→ **SOURCE MATERIAL**:
^^^^^^^^^^^^^^^^
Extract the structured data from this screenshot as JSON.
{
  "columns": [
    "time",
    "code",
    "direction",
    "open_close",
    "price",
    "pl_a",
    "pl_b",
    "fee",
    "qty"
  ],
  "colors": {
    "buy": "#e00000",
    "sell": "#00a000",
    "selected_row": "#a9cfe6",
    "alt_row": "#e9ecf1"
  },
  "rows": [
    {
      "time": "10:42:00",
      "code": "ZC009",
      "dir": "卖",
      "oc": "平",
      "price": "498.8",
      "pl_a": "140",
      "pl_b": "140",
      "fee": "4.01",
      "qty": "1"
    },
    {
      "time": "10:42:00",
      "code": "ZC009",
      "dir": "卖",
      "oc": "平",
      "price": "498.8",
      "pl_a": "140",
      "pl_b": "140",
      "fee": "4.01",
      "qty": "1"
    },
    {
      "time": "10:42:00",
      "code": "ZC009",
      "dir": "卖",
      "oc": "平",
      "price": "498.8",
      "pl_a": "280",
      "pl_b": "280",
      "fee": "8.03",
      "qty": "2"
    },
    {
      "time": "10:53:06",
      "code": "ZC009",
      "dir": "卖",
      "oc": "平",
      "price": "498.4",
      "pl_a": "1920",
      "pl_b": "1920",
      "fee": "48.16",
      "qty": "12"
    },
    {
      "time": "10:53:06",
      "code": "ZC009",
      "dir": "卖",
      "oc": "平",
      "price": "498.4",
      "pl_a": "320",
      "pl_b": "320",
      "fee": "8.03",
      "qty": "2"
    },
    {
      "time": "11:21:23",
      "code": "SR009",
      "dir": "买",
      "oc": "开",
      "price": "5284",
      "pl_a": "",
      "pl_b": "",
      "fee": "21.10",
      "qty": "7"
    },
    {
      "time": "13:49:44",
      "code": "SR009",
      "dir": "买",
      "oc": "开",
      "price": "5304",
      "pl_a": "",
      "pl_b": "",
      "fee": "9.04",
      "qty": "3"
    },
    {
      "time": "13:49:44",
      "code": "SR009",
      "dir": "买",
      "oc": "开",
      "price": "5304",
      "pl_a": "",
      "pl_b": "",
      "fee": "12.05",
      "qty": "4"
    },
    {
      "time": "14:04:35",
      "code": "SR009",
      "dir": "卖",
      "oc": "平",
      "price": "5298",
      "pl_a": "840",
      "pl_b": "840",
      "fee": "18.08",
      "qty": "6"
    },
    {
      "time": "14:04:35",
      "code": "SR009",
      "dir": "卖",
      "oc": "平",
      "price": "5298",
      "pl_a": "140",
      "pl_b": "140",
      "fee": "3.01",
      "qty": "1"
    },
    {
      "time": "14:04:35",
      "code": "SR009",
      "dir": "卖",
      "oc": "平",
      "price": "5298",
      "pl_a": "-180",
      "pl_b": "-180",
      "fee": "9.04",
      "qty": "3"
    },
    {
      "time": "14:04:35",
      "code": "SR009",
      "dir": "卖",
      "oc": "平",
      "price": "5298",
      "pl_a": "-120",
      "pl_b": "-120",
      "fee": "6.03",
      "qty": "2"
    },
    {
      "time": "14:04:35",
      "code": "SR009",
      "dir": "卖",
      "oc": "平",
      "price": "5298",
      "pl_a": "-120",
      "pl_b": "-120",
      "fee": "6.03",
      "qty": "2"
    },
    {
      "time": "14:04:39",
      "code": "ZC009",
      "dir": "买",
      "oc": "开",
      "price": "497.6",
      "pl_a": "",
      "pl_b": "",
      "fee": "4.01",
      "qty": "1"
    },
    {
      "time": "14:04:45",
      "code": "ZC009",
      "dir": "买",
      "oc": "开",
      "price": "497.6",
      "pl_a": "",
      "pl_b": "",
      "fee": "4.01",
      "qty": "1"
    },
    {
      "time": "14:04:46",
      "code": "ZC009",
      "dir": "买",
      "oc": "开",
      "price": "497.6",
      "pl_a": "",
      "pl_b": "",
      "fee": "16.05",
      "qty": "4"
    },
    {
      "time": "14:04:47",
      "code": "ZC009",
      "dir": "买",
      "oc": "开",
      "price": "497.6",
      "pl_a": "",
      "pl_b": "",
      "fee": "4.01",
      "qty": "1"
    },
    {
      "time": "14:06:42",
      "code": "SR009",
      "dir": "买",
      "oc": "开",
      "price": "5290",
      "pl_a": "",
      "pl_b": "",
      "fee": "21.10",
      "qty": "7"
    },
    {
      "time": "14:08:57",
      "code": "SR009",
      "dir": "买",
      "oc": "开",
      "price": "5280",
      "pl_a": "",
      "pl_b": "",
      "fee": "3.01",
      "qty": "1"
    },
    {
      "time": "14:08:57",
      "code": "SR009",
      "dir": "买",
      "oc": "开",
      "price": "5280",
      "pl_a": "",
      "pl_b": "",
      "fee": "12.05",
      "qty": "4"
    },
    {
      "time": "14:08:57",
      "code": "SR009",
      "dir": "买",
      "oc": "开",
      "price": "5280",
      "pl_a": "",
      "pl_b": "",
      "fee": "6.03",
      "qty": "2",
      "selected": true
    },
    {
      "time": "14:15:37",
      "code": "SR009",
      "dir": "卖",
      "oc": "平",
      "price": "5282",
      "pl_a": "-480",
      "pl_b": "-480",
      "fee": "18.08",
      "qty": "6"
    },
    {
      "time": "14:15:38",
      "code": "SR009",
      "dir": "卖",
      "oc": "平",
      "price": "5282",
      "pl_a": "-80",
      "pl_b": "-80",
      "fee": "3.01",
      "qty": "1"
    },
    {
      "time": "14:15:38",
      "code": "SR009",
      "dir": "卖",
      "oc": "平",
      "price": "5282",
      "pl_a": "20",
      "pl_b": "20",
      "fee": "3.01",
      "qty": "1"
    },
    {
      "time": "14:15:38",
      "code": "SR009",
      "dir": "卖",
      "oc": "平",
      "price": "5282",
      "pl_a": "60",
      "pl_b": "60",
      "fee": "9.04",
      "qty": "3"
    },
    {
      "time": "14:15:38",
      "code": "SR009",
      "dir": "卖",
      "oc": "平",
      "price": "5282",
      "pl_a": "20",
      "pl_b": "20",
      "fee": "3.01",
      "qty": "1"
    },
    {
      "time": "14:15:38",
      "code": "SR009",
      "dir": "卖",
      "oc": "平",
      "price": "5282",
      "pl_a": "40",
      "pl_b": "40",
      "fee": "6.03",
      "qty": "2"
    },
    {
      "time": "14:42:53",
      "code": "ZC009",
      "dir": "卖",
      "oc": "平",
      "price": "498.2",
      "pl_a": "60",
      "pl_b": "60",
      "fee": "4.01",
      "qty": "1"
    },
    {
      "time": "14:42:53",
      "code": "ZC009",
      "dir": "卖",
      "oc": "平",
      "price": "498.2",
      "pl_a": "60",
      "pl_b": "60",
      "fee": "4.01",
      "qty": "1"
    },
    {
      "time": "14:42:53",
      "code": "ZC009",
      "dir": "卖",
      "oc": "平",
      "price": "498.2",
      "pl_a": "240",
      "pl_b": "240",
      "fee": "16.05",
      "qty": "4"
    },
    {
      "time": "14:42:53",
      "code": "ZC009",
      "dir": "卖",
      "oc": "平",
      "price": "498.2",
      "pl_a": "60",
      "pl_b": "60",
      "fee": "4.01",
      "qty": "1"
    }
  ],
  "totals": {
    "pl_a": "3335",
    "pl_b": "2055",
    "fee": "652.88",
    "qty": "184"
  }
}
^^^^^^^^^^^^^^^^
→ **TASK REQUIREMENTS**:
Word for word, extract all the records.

→ **EXERCISE SOLUTION**:
Extract the structured data from this screenshot as JSON.
{
  "columns": [
    "time",
    "code",
    "direction",
    "open_close",
    "price",
    "pl_a",
    "pl_b",
    "fee",
    "qty"
  ],
  "colors": {
    "buy": "#e00000",
    "sell": "#00a000",
    "selected_row": "#a9cfe6",
    "alt_row": "#e9ecf1"
  },
  "rows": [
    {
      "time": "10:42:00",
      "code": "ZC009",
      "dir": "卖",
      "oc": "平",
      "price": "498.8",
      "pl_a": "140",
      "pl_b": "140",
      "fee": "4.01",
      "qty": "1"
    },
    {
      "time": "10:42:00",
      "code": "ZC009",
      "dir": "卖",
      "oc": "平",
      "price": "498.8",
      "pl_a": "140",
      "pl_b": "140",
      "fee": "4.01",
      "qty": "1"
    },
    {
      "time": "10:42:00",
      "code": "ZC009",
      "dir": "卖",
      "oc": "平",
      "price": "498.8",
      "pl_a": "280",
      "pl_b": "280",
      "fee": "8.03",
      "qty": "2"
    },
    {
      "time": "10:53:06",
      "code": "ZC009",
      "dir": "卖",
      "oc": "平",
      "price": "498.4",
      "pl_a": "1920",
      "pl_b": "1920",
      "fee": "48.16",
      "qty": "12"
    },
    {
      "time": "10:53:06",
      "code": "ZC009",
      "dir": "卖",
      "oc": "平",
      "price": "498.4",
      "pl_a": "320",
      "pl_b": "320",
      "fee": "8.03",
      "qty": "2"
    },
    {
      "time": "11:21:23",
      "code": "SR009",
      "dir": "买",
      "oc": "开",
      "price": "5284",
      "pl_a": "",
      "pl_b": "",
      "fee": "21.10",
      "qty": "7"
    },
    {
      "time": "13:49:44",
      "code": "SR009",
      "dir": "买",
      "oc": "开",
      "price": "5304",
      "pl_a": "",
      "pl_b": "",
      "fee": "9.04",
      "qty": "3"
    },
    {
      "time": "13:49:44",
      "code": "SR009",
      "dir": "买",
      "oc": "开",
      "price": "5304",
      "pl_a": "",
      "pl_b": "",
      "fee": "12.05",
      "qty": "4"
    },
    {
      "time": "14:04:35",
      "code": "SR009",
      "dir": "卖",
      "oc": "平",
      "price": "5298",
      "pl_a": "840",
      "pl_b": "840",
      "fee": "18.08",
      "qty": "6"
    },
    {
      "time": "14:04:35",
      "code": "SR009",
      "dir": "卖",
      "oc": "平",
      "price": "5298",
      "pl_a": "140",
      "pl_b": "140",
      "fee": "3.01",
      "qty": "1"
    },
    {
      "time": "14:04:35",
      "code": "SR009",
      "dir": "卖",
      "oc": "平",
      "price": "5298",
      "pl_a": "-180",
      "pl_b": "-180",
      "fee": "9.04",
      "qty": "3"
    },
    {
      "time": "14:04:35",
      "code": "SR009",
      "dir": "卖",
      "oc": "平",
      "price": "5298",
      "pl_a": "-120",
      "pl_b": "-120",
      "fee": "6.03",
      "qty": "2"
    },
    {
      "time": "14:04:35",
      "code": "SR009",
      "dir": "卖",
      "oc": "平",
      "price": "5298",
      "pl_a": "-120",
      "pl_b": "-120",
      "fee": "6.03",
      "qty": "2"
    },
    {
      "time": "14:04:39",
      "code": "ZC009",
      "dir": "买",
      "oc": "开",
      "price": "497.6",
      "pl_a": "",
      "pl_b": "",
      "fee": "4.01",
      "qty": "1"
    },
    {
      "time": "14:04:45",
      "code": "ZC009",
      "dir": "买",
      "oc": "开",
      "price": "497.6",
      "pl_a": "",
      "pl_b": "",
      "fee": "4.01",
      "qty": "1"
    },
    {
      "time": "14:04:46",
      "code": "ZC009",
      "dir": "买",
      "oc": "开",
      "price": "497.6",
      "pl_a": "",
      "pl_b": "",
      "fee": "16.05",
      "qty": "4"
    },
    {
      "time": "14:04:47",
      "code": "ZC009",
      "dir": "买",
      "oc": "开",
      "price": "497.6",
      "pl_a": "",
      "pl_b": "",
      "fee": "4.01",
      "qty": "1"
    },
    {
      "time": "14:06:42",
      "code": "SR009",
      "dir": "买",
      "oc": "开",
      "price": "5290",
      "pl_a": "",
      "pl_b": "",
      "fee": "21.10",
      "qty": "7"
    },
    {
      "time": "14:08:57",
      "code": "SR009",
      "dir": "买",
      "oc": "开",
      "price": "5280",
      "pl_a": "",
      "pl_b": "",
      "fee": "3.01",
      "qty": "1"
    },
    {
      "time": "14:08:57",
      "code": "SR009",
      "dir": "买",
      "oc": "开",
      "price": "5280",
      "pl_a": "",
      "pl_b": "",
      "fee": "12.05",
      "qty": "4"
    },
    {
      "time": "14:08:57",
      "code": "SR009",
      "dir": "买",
      "oc": "开",
      "price": "5280",
      "pl_a": "",
      "pl_b": "",
      "fee": "6.03",
      "qty": "2",
      "selected": true
    },
    {
      "time": "14:15:37",
      "code": "SR009",
      "dir": "卖",
      "oc": "平",
      "price": "5282",
      "pl_a": "-480",
      "pl_b": "-480",
      "fee": "18.08",
      "qty": "6"
    },
    {
      "time": "14:15:38",
      "code": "SR009",
      "dir": "卖",
      "oc": "平",
      "price": "5282",
      "pl_a": "-80",
      "pl_b": "-80",
      "fee": "3.01",
      "qty": "1"
    },
    {
      "time": "14:15:38",
      "code": "SR009",
      "dir": "卖",
      "oc": "平",
      "price": "5282",
      "pl_a": "20",
      "pl_b": "20",
      "fee": "3.01",
      "qty": "1"
    },
    {
      "time": "14:15:38",
      "code": "SR009",
      "dir": "卖",
      "oc": "平",
      "price": "5282",
      "pl_a": "60",
      "pl_b": "60",
      "fee": "9.04",
      "qty": "3"
    },
    {
      "time": "14:15:38",
      "code": "SR009",
      "dir": "卖",
      "oc": "平",
      "price": "5282",
      "pl_a": "20",
      "pl_b": "20",
      "fee": "3.01",
      "qty": "1"
    },
    {
      "time": "14:15:38",
      "code": "SR009",
      "dir": "卖",
      "oc": "平",
      "price": "5282",
      "pl_a": "40",
      "pl_b": "40",
      "fee": "6.03",
      "qty": "2"
    },
    {
      "time": "14:42:53",
      "code": "ZC009",
      "dir": "卖",
      "oc": "平",
      "price": "498.2",
      "pl_a": "60",
      "pl_b": "60",
      "fee": "4.01",
      "qty": "1"
    },
    {
      "time": "14:42:53",
      "code": "ZC009",
      "dir": "卖",
      "oc": "平",
      "price": "498.2",
      "pl_a": "60",
      "pl_b": "60",
      "fee": "4.01",
      "qty": "1"
    },
    {
      "time": "14:42:53",
      "code": "ZC009",
      "dir": "卖",
      "oc": "平",
      "price": "498.2",
      "pl_a": "240",
      "pl_b": "240",
      "fee": "16.05",
      "qty": "4"
    },
    {
      "time": "14:42:53",
      "code": "ZC009",
      "dir": "卖",
      "oc": "平",
      "price": "498.2",
      "pl_a": "60",
      "pl_b": "60",
      "fee": "4.01",
      "qty": "1"
    }
  ],
  "totals": {
    "pl_a": "3335",
    "pl_b": "2055",
    "fee": "652.88",
    "qty": "184"
  }
}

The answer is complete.